When two worlds collide — Mitsubishi
TO start off, this is not a comparison but rather two reviews combined into one. A write-up like this makes it more interesting, especially when both subjects are from different continents.
While our domestic market has been stagnant for a long time, recent developments have seen some market progress, where Malaysians have more options with their automotive decisions.
While traditional buyers will want to go with the usual horsepower rating and ride/ handling prowess, there are many who want the focus to be more on fuel economy.
There are also those who yearn for a continental brand, but cannot afford it as those brands usually cater to the upper echelon of society.
We have brought together two cars that signal the significant change to our automotive atmosphere — the Mitsubishi Attrage and the Volkswagen Polo 1.6.
Mitsubishi Attrage — Eco (and wallet) friendly mobility
Based on the Mitsubishi Mirage, it can be safely said that the Attrage is an expected move from the three-diamond brand company.
The name, which is perhaps a play on the words “and
attractive„ “seems to be a bit too mirage„, aggressive for such a sedan, but it does catch on after a while.
Built for the Thai market, which promotes the purchase of eco-friendly vehicles through tax exemptions and other incentives, the Attrage maintains the Mirage’s eco-car status by exceeding the required 20km per litre ruling and runs on a Euro 4 engine.
Is the Attrage a Mirage with a longer boot? No, it is not. Mitsubishi has made enough changes and modifications to allow this B-segment sedan to carry its own name.
The first technical difference is its longer wheelbase, 100mm longer than the Mirage. Overall, the Attrage is longer, wider and higher, and promises good cabin space for five adults.
As a family sedan, the Attrage has higher ground clearance at 10mm, a larger 42-litre fuel tank versus the hatchback’s paltry 35-litre jerry can and a 450-litre boot, which is almost double the Mirage’s 235-litre. Mitsubishi utilises modern engineering to ensure that these physical enhancements do not add too much weight to the whole package.

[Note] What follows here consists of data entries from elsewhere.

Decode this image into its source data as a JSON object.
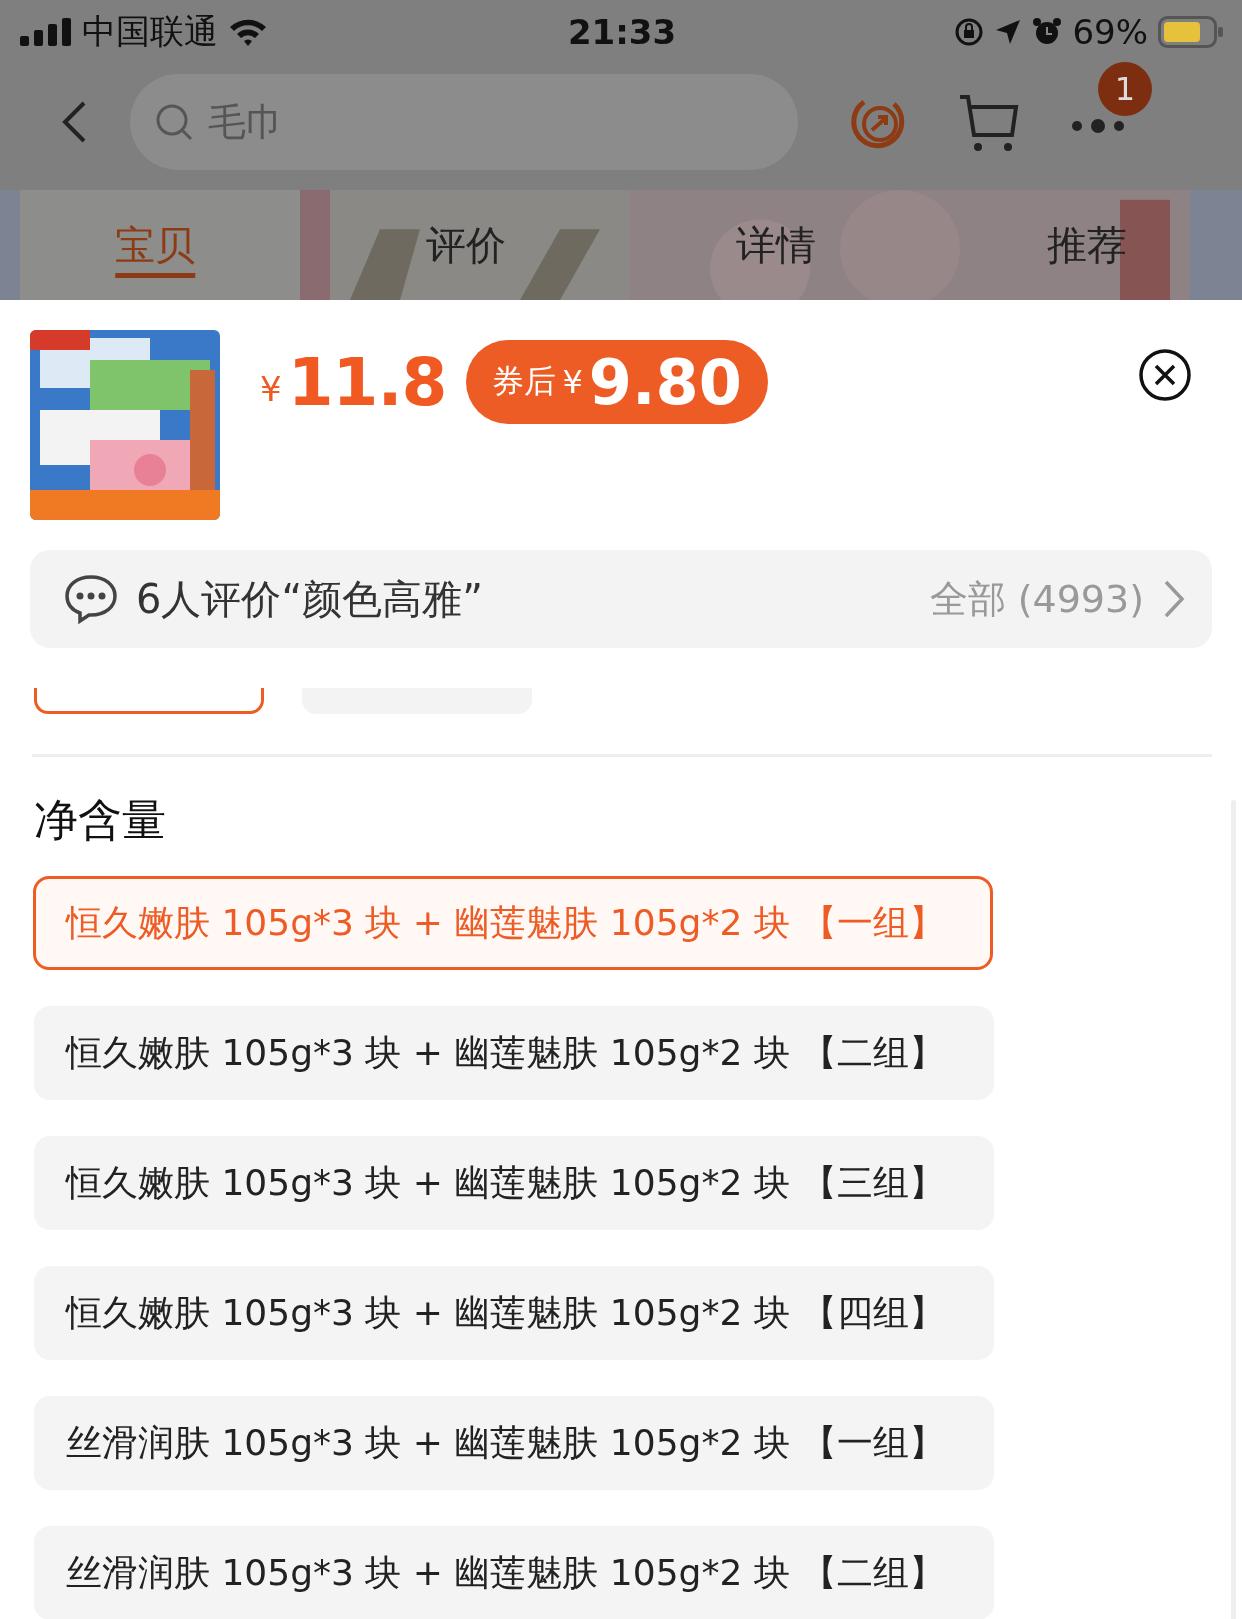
{
  "status_bar": {
    "carrier": "中国联通",
    "time": "21:33",
    "battery": "69%"
  },
  "nav": {
    "search": {
      "placeholder": "毛巾"
    },
    "badge": "1"
  },
  "tabs": [
    {
      "label": "宝贝",
      "selected": true
    },
    {
      "label": "评价",
      "selected": false
    },
    {
      "label": "详情",
      "selected": false
    },
    {
      "label": "推荐",
      "selected": false
    }
  ],
  "product": {
    "currency": "¥",
    "price": "11.8",
    "coupon": {
      "label": "券后",
      "currency": "¥",
      "price": "9.80"
    }
  },
  "review_bar": {
    "text": "6人评价“颜色高雅”",
    "all": "全部 (4993)"
  },
  "previous_options": [
    {
      "selected": true
    },
    {
      "selected": false
    }
  ],
  "section_title": "净含量",
  "options": [
    {
      "label": "恒久嫩肤 105g*3 块 + 幽莲魅肤 105g*2 块 【一组】",
      "selected": true
    },
    {
      "label": "恒久嫩肤 105g*3 块 + 幽莲魅肤 105g*2 块 【二组】",
      "selected": false
    },
    {
      "label": "恒久嫩肤 105g*3 块 + 幽莲魅肤 105g*2 块 【三组】",
      "selected": false
    },
    {
      "label": "恒久嫩肤 105g*3 块 + 幽莲魅肤 105g*2 块 【四组】",
      "selected": false
    },
    {
      "label": "丝滑润肤 105g*3 块 + 幽莲魅肤 105g*2 块 【一组】",
      "selected": false
    },
    {
      "label": "丝滑润肤 105g*3 块 + 幽莲魅肤 105g*2 块 【二组】",
      "selected": false
    }
  ]
}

The Attrage has a kerb weight of between 885kg and 930kg, while the heaviest Mirage is only 850kg.
Mitsubishi achieves this lightweight figure by using high-tensile steel in the chassis, allowing for a lighter body-inwhite while maintaining body rigidity.
The drive train and interior, however, are similar to the Mirage. This means the sedan runs on the 3A92 three-cylinder, 1.2-litre twin-cam MIVEC engine that is mated to either a five-speed manual transmission or an INVECS-III CVT automatic gearbox.
As with many other B-segment players, the Attrage runs on MacPherson struts at the front and a torsion beam set up at the rear. Brakes are discs on the front wheels and drums at the back, which are more than enough to haul down this eco sedan to a halt safely.
Another point that must be highlighted is the Attrage’s focus on comfort. Unlike the Mirage, the Attrage gets more sound deadening material and the suspension is designed to carry the added weight. So if you think this sedan will be the same as the hatchback, you are wrong.
We took the car out for two days and we found that there is nothing cheap about the Attrage. Although this is the most bare sedan in the Mitsubishi army of products, the Attrage has a good level of refinement that allows it to challenge some of the national C-segment cars.
The seats are wide and there is a feeling of airiness in the cabin, probably due to the tall ceiling. Sound intrusion from the engine and even wind is well contained at highway speeds, and we were impressed as this is a small sedan with tiny engine.
On roads around Bangsar, which go up and down at steep angles, the engine had to work harder to carry three adults to maintain 90kmph. In the CVT, since there were no ratios to swap, there was zero shift shock and what we got was the engine humming at different tones.
Something else that impressed us was its good ride and handling. We could throw it into corners at break-neck speeds where the tyres screeched but the car maintained its bearing and remained predictable.
On the highway, it is best to keep it at legal speed limits. With a body that light, going around a long sweeping turn at high speed will you below, miles fuel. of on If variant, button system. sedan that highest a package, good
The Mitsubishi Attrage offers comfort and an airy interior.